Stretching 2,400 miles from Mexico to Canada, the Pacific Crest Trail takes hikers from hot, barren deserts to majestic mountain passes mired in snow. This obstacle course of downed trees, rushing creeks, steep switchbacks and rocky paths presents living dangers as well, such as grizzly bears. But the fiercest, most terrible creatures Steve ’01 and Jane Bolhorst ’00 Fainer met during five and a half months on the trail were undoubtedly the mosquitoes.
What led Steve and Jane to step away from work and into an adventure? “It’s all my fault,” Steve says. “After reading ‘A Walk in the Woods’ by Bill Bryson, I wanted to hike a long-distance trail.” Unlike Steve, who’s an experienced backpacker, Jane had done little hiking, but she elected to join him.
The couple made a 60-mile trek in 2007 to test equipment, food and their resolve. “At first we thought we were in over our heads, but then we decided we wanted to do it,” Jane says. They began planning for an April 2008 start at the border of Mexico and California. After seven years as a youth pastor at Presbyterian Church of Los Gatos, Steve asked for a sabbatical. The public relations firm where Jane has worked since she graduated graciously gave her a leave of absence. The Fainers traveled south to help the youth group build houses in Mexico and began their hike April 13.

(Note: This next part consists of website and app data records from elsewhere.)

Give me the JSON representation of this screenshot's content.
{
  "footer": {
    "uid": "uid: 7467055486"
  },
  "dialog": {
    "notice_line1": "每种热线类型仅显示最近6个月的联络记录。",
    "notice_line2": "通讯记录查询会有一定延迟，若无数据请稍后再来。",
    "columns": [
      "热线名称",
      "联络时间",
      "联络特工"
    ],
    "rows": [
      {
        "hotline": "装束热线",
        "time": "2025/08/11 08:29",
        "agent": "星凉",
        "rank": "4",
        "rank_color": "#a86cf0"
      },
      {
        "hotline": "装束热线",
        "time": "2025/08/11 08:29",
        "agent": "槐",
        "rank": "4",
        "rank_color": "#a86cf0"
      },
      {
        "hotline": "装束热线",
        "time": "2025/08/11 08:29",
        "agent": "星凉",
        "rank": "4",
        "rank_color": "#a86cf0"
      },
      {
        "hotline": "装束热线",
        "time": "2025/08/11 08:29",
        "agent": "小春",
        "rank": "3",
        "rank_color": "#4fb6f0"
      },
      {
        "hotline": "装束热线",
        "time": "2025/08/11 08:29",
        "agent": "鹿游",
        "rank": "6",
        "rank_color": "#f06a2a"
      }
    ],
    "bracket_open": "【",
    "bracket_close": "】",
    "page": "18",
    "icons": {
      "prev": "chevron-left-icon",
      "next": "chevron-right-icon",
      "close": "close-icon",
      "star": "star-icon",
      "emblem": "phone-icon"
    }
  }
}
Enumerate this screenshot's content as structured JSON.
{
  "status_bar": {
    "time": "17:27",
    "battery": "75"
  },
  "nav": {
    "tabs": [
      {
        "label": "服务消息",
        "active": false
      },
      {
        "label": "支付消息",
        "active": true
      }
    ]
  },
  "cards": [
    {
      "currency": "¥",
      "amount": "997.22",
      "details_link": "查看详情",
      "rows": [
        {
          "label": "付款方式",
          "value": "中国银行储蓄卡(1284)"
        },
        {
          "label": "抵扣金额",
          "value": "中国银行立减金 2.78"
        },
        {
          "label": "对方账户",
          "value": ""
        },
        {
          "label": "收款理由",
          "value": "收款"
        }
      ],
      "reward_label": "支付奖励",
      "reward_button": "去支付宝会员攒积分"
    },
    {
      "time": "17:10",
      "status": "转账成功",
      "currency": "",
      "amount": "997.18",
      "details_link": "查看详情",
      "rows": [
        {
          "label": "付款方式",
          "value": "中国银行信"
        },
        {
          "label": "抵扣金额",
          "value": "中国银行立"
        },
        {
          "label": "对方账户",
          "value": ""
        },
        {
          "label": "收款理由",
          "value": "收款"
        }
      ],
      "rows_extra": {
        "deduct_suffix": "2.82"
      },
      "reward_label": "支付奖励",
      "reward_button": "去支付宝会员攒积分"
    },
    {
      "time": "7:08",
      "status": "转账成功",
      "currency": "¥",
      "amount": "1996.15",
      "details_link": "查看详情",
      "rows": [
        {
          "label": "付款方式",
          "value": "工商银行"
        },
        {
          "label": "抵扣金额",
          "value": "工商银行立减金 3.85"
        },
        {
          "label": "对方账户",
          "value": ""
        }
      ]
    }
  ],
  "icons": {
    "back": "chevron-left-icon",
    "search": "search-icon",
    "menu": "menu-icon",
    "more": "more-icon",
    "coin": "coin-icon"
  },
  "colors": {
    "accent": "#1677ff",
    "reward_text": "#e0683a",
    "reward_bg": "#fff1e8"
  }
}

Steve and Jane became part of the community of thru-hikers, carrying lightweight packs and spending no more than 10 days on the trail at a time. They trudged up to 25 miles before camping and took frequent breaks in towns intersecting the route to clean up with a hot shower, sleep in a comfortable bed and eat all the food they’d been craving.
In the first few weeks, both Steve and Jane — or Landshark and Caterpillar as they were known on the trail — developed impressive blisters. They rarely traveled alone, meeting thru-hikers with names like Tarzan, Zelda and So Far. “We had the best community in Washington, where we stayed with the same group for most of the state,” Jane says.
Their biggest adventures involved losing the trail, splashing through a river trying to find it or clinging to the side of steep, icy Mt. Baden-Powell as they warily descended. They finally sat down and slid through a narrow, frozen canyon to reach the road.
After 800 miles, they met the John Muir Trail, which travels through eight scenic Sierra passes. “It’s hard terrain,” Steve says. “I felt out of shape. Your faith in God grows stronger as you cross the snow on which you mustn’t slip lest you drop several hundred feet to your mother’s greatest fear.” Steve’s mom, who often took her children backpacking, joined them for three days near Mt. Whitney.
The loveliness of varied landscapes inspired them when they grew weary of walking. Even in the desert, where they hiked at night, “the sunset and moon rise coincided for some serious beauty.” One day they found themselves in the midst of a magical butterfly migration. They even enjoyed the fighter jets flying fiercely over federal land.
Mostly the hike was hard work. “I now have a profound understanding of people who do physical labor,” Steve says. “You don’t have the time or energy to think at the end of the day. I could only be thankful I was lying down. We humans need to be a lot more humble — we have no idea how small we are until we travel on foot. The world is a very big place.”